The second discovery was the process of spatchcocking a turkey. What was that you say? Spatchcocking, sometimes called butterflying. It is simply the process of cutting out the backbone of the turkey with a pair of poultry shears and the help of a heavy, sharp knife. The turkey is then put on a sheet pan skin side up, and pressure is applied to the breastbones to crack them and flatten the turkey. One Thanksgiving, I was having trouble getting enough leverage to crack the breastbones of a very large turkey. I placed the turkey pan on the floor and got down on my knees to lean on the breast with more of my weight. At that point my sister came into the kitchen, looked at me poised over the turkey with my hands pressing on the breastbone and deadpanned with a doleful look, “I think it’s too late.” Your turkey will not need CPR! If you like, you can remove the wing tips at this point. Season with salt and pepper, brush with oil and bake at 450 degrees F until the turkey thigh reaches an internal temperature of 165 degrees F on an instant read thermometer. A 12 pound turkey will be done in a little over an hour. An 18 pound turkey will probably be done in an hour and forty five minutes. Check for doneness earlier than you think possible! The turkey will be golden brown and both the dark meat and the breast meat will be perfectly cooked in record time. It is magic that you can get moist breast meat and cooked dark meat all at once while freeing up extra oven space for sides because the turkey is not as tall as it would be with a traditional roasting method. Do not attempt to carve the turkey until it has set for at least 15 minutes to allow the juices to distribute through the meat.
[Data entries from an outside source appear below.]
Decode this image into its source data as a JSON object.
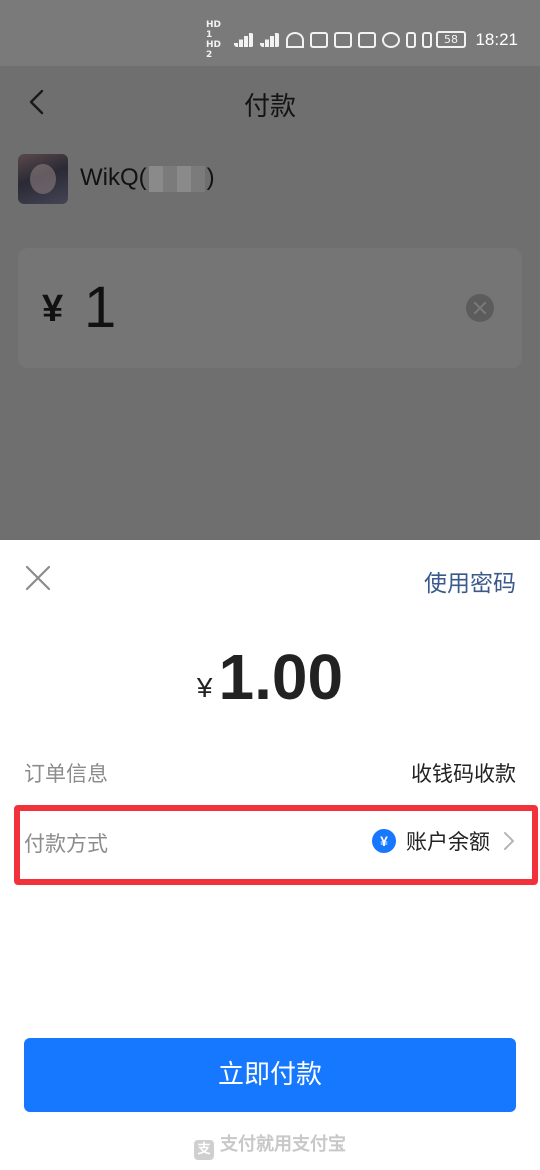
{
  "status_bar": {
    "network_a": "HD 1",
    "network_b": "HD 2",
    "battery": "58",
    "time": "18:21"
  },
  "page": {
    "title": "付款",
    "payee_name_prefix": "WikQ(",
    "payee_name_suffix": ")",
    "currency_symbol": "¥",
    "amount_input": "1"
  },
  "sheet": {
    "use_password": "使用密码",
    "currency_symbol": "¥",
    "amount": "1.00",
    "order_label": "订单信息",
    "order_value": "收钱码收款",
    "method_label": "付款方式",
    "method_icon": "¥",
    "method_value": "账户余额",
    "pay_button": "立即付款",
    "footer": "支付就用支付宝"
  },
  "colors": {
    "accent": "#1677ff",
    "highlight": "#f2323a",
    "link": "#3b5a8a"
  }
}
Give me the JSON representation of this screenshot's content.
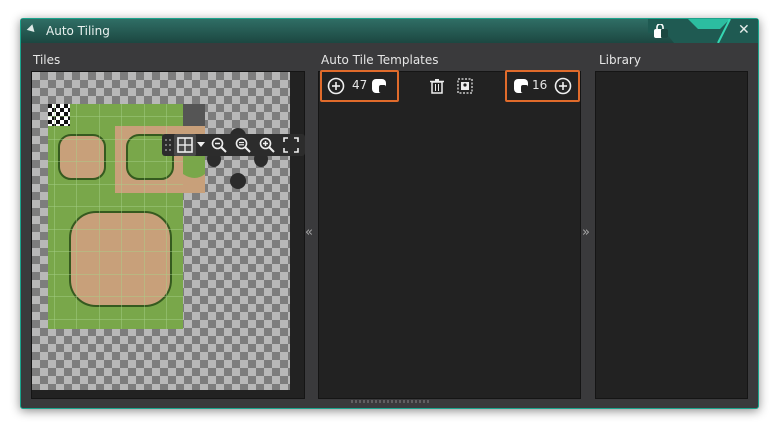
{
  "window": {
    "title": "Auto Tiling",
    "accent_color": "#1aa38c",
    "icons": {
      "collapse": "triangle-collapse-icon",
      "lock": "lock-icon",
      "close": "close-icon"
    },
    "close_glyph": "✕"
  },
  "tiles_panel": {
    "label": "Tiles",
    "toolbar": {
      "icons": [
        "grip-icon",
        "grid-toggle-icon",
        "dropdown-icon",
        "zoom-out-icon",
        "zoom-reset-icon",
        "zoom-in-icon",
        "fit-screen-icon"
      ]
    }
  },
  "templates_panel": {
    "label": "Auto Tile Templates",
    "left_group": {
      "icons": [
        "add-icon",
        "lock-icon"
      ],
      "count": "47"
    },
    "right_group": {
      "icons": [
        "lock-icon",
        "add-icon"
      ],
      "count": "16"
    },
    "middle_icons": [
      "delete-icon",
      "image-template-icon"
    ],
    "highlight_color": "#e06b2b"
  },
  "library_panel": {
    "label": "Library"
  },
  "collapse_arrows": {
    "left": "«",
    "right": "»"
  }
}
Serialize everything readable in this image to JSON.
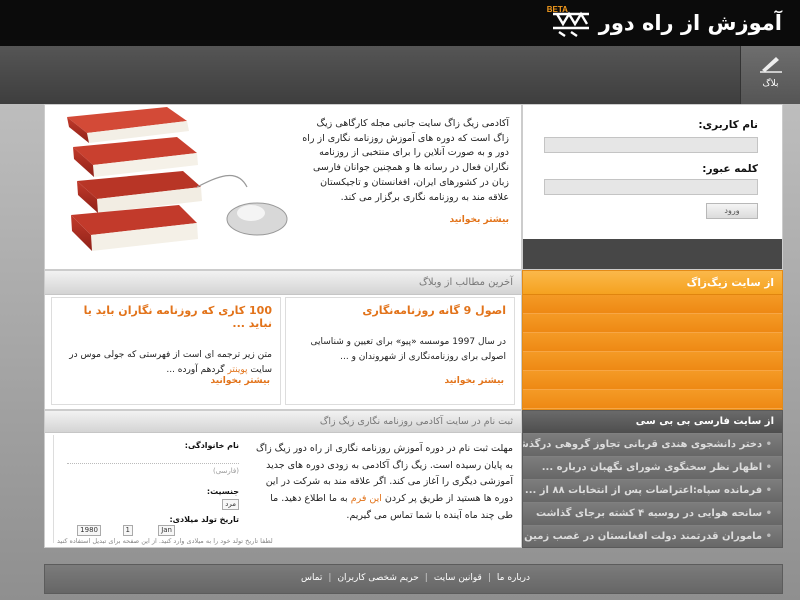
{
  "brand": {
    "title": "آموزش از راه دور",
    "beta": "BETA"
  },
  "nav": {
    "blog_label": "بلاگ"
  },
  "intro": {
    "text": "آکادمی زیگ زاگ سایت جانبی مجله کارگاهی زیگ زاگ است که دوره های آموزش روزنامه نگاری از راه دور و به صورت آنلاین را برای منتخبی از روزنامه نگاران فعال در رسانه ها و همچنین جوانان فارسی زبان در کشورهای ایران، افغانستان و تاجیکستان علاقه مند به روزنامه نگاری برگزار می کند.",
    "more": "بیشتر بخوانید"
  },
  "login": {
    "username_label": "نام کاربری:",
    "password_label": "کلمه عبور:",
    "submit_label": "ورود"
  },
  "recent": {
    "heading": "آخرین مطالب از وبلاگ",
    "posts": [
      {
        "title": "اصول 9 گانه روزنامه‌نگاری",
        "body": "در سال 1997 موسسه «پیو» برای تعیین و شناسایی اصولی برای روزنامه‌نگاری از شهروندان و ...",
        "more": "بیشتر بخوانید"
      },
      {
        "title": "100 کاری که روزنامه نگاران باید یا نباید ...",
        "body_pre": "متن زیر ترجمه ای است از فهرستی که جولی موس در سایت ",
        "body_link": "پوینتر",
        "body_post": " گردهم آورده ...",
        "more": "بیشتر بخوانید"
      }
    ]
  },
  "zigzag": {
    "heading": "از سایت زیگ‌زاگ"
  },
  "register": {
    "heading": "ثبت نام در سایت آکادمی روزنامه نگاری زیگ زاگ",
    "text_pre": "مهلت ثبت نام در دوره آموزش روزنامه نگاری از راه دور زیگ زاگ به پایان رسیده است. زیگ زاگ آکادمی به زودی دوره های جدید آموزشی دیگری را آغاز می کند. اگر علاقه مند به شرکت در این دوره ها هستید از طریق پر کردن ",
    "text_link": "این فرم",
    "text_post": " به ما اطلاع دهید. ما طی چند ماه آینده با شما تماس می گیریم.",
    "form": {
      "name_label": "نام خانوادگی:",
      "name_hint": "(فارسی)",
      "gender_label": "جنسیت:",
      "gender_value": "مرد",
      "dob_label": "تاریخ تولد میلادی:",
      "dob_year": "1980",
      "dob_day": "1",
      "dob_month": "Jan",
      "note": "لطفا تاریخ تولد خود را به میلادی وارد کنید. از این صفحه برای تبدیل استفاده کنید"
    }
  },
  "bbc": {
    "heading": "از سایت فارسی بی بی سی",
    "items": [
      "دختر دانشجوی هندی قربانی تجاوز گروهی درگذشت",
      "اظهار نظر سخنگوی شورای نگهبان درباره ...",
      "فرمانده سپاه:اعتراضات پس از انتخابات ۸۸ از ...",
      "سانحه هوایی در روسیه ۴ کشته برجای گذاشت",
      "ماموران قدرتمند دولت افغانستان در غصب زمین ..."
    ]
  },
  "footer": {
    "links": [
      "درباره ما",
      "قوانین سایت",
      "حریم شخصی کاربران",
      "تماس"
    ],
    "separator": "|"
  },
  "colors": {
    "accent": "#e2731a",
    "orange_panel": "#f08c1a",
    "dark": "#0b0b0b"
  },
  "icons": {
    "blog": "pen-icon",
    "logo": "zigzag-logo-icon"
  }
}
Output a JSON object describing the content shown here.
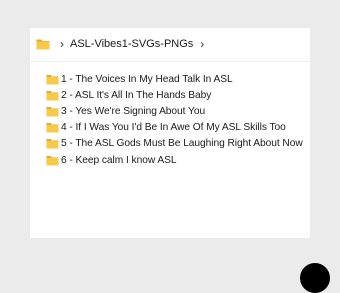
{
  "colors": {
    "page_background": "#ebebeb",
    "window_background": "#ffffff",
    "folder_yellow": "#f7c948",
    "folder_dark": "#e0a82e",
    "text": "#1a1a1a"
  },
  "address_bar": {
    "icon": "folder-icon",
    "chevron": "›",
    "path": "ASL-Vibes1-SVGs-PNGs",
    "trailing_chevron": "›"
  },
  "files": [
    {
      "name": "1 - The Voices In My Head Talk In ASL",
      "icon": "folder-icon"
    },
    {
      "name": "2 - ASL It's All In The Hands Baby",
      "icon": "folder-icon"
    },
    {
      "name": "3 - Yes We're Signing About You",
      "icon": "folder-icon"
    },
    {
      "name": "4 - If I Was You I'd Be In Awe Of My ASL Skills Too",
      "icon": "folder-icon"
    },
    {
      "name": "5 - The ASL Gods Must Be Laughing Right About Now",
      "icon": "folder-icon"
    },
    {
      "name": "6 - Keep calm I know ASL",
      "icon": "folder-icon"
    }
  ]
}
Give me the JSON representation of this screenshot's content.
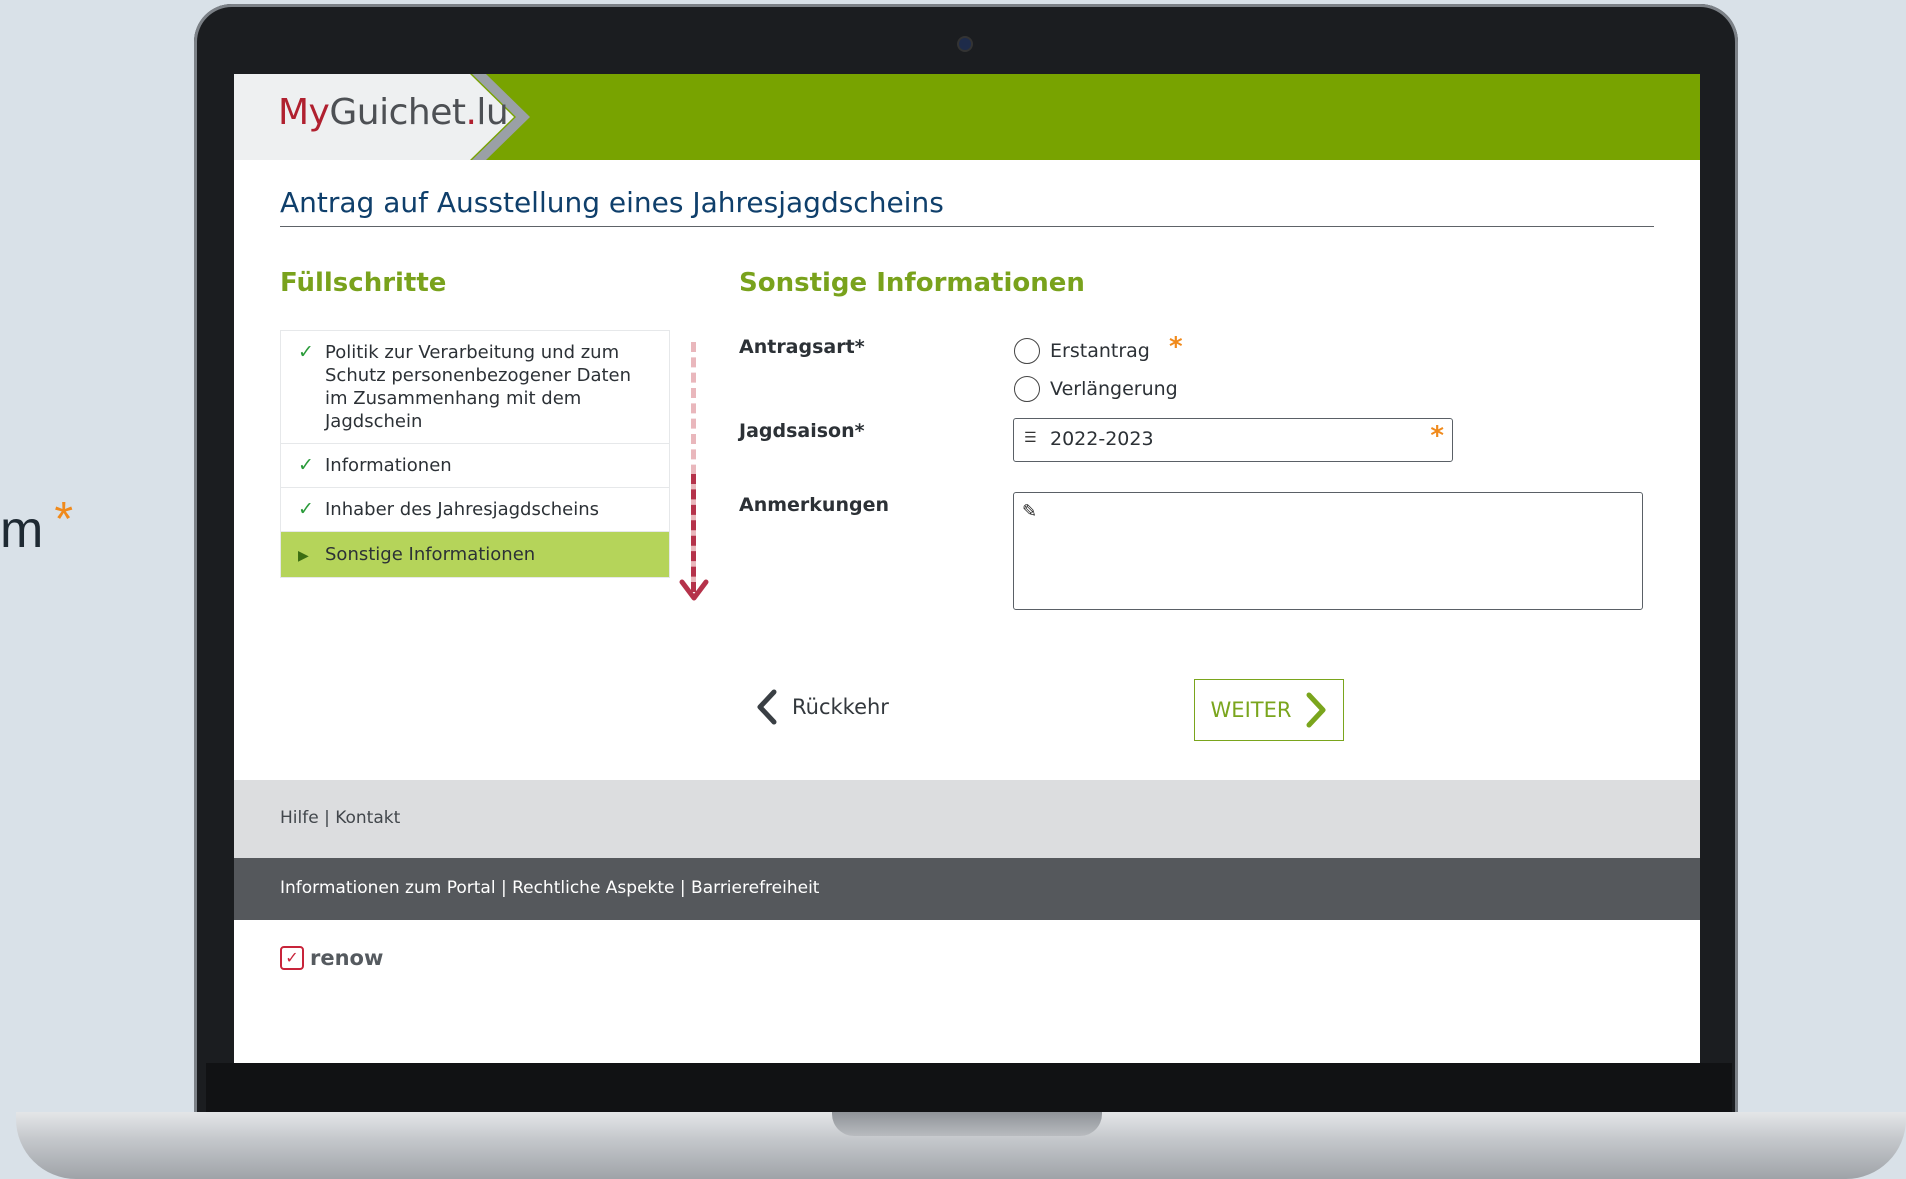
{
  "background": {
    "fragment_text": "m",
    "fragment_star": "*"
  },
  "header": {
    "logo_my": "My",
    "logo_guichet": "Guichet",
    "logo_dot": ".",
    "logo_lu": "lu"
  },
  "page": {
    "title": "Antrag auf Ausstellung eines Jahresjagdscheins"
  },
  "steps": {
    "heading": "Füllschritte",
    "items": [
      {
        "label": "Politik zur Verarbeitung und zum Schutz personenbezogener Daten im Zusammenhang mit dem Jagdschein",
        "status": "done",
        "mark": "✓"
      },
      {
        "label": "Informationen",
        "status": "done",
        "mark": "✓"
      },
      {
        "label": "Inhaber des Jahresjagdscheins",
        "status": "done",
        "mark": "✓"
      },
      {
        "label": "Sonstige Informationen",
        "status": "current",
        "mark": "▶"
      }
    ]
  },
  "form": {
    "heading": "Sonstige Informationen",
    "antragsart": {
      "label": "Antragsart*",
      "options": [
        "Erstantrag",
        "Verlängerung"
      ],
      "required_mark": "*"
    },
    "jagdsaison": {
      "label": "Jagdsaison*",
      "value": "2022-2023",
      "required_mark": "*",
      "icon": "list-icon"
    },
    "anmerkungen": {
      "label": "Anmerkungen",
      "value": "",
      "icon": "pencil-icon"
    }
  },
  "nav": {
    "back_label": "Rückkehr",
    "next_label": "WEITER"
  },
  "footer": {
    "top_links": "Hilfe | Kontakt",
    "bottom_links": "Informationen zum Portal | Rechtliche Aspekte | Barrierefreiheit",
    "brand": "renow"
  },
  "colors": {
    "brand_green": "#78a300",
    "accent_green": "#79a21c",
    "active_step": "#b5d45a",
    "title_blue": "#0f3f6b",
    "required_orange": "#f08a1c",
    "progress_red": "#b5324a"
  }
}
Carving before the turkey has had a chance to set will cause the juices to end up on your carving board, not in the turkey.
The turkey pictured here was moved from the roasting sheet pan to this aluminum foil lined pan for photos and so I could work on gravy using the lovely pan juices and browned bits while it set. The position you see it in is the position your unroasted turkey will sit in as you put it in the oven.
When the turkey had set, I carved it by taking the breast portions off the bones with my fingers and a small knife and cutting them crosswise into slices. The drumsticks and wing portions were left whole. The thigh meat was sliced.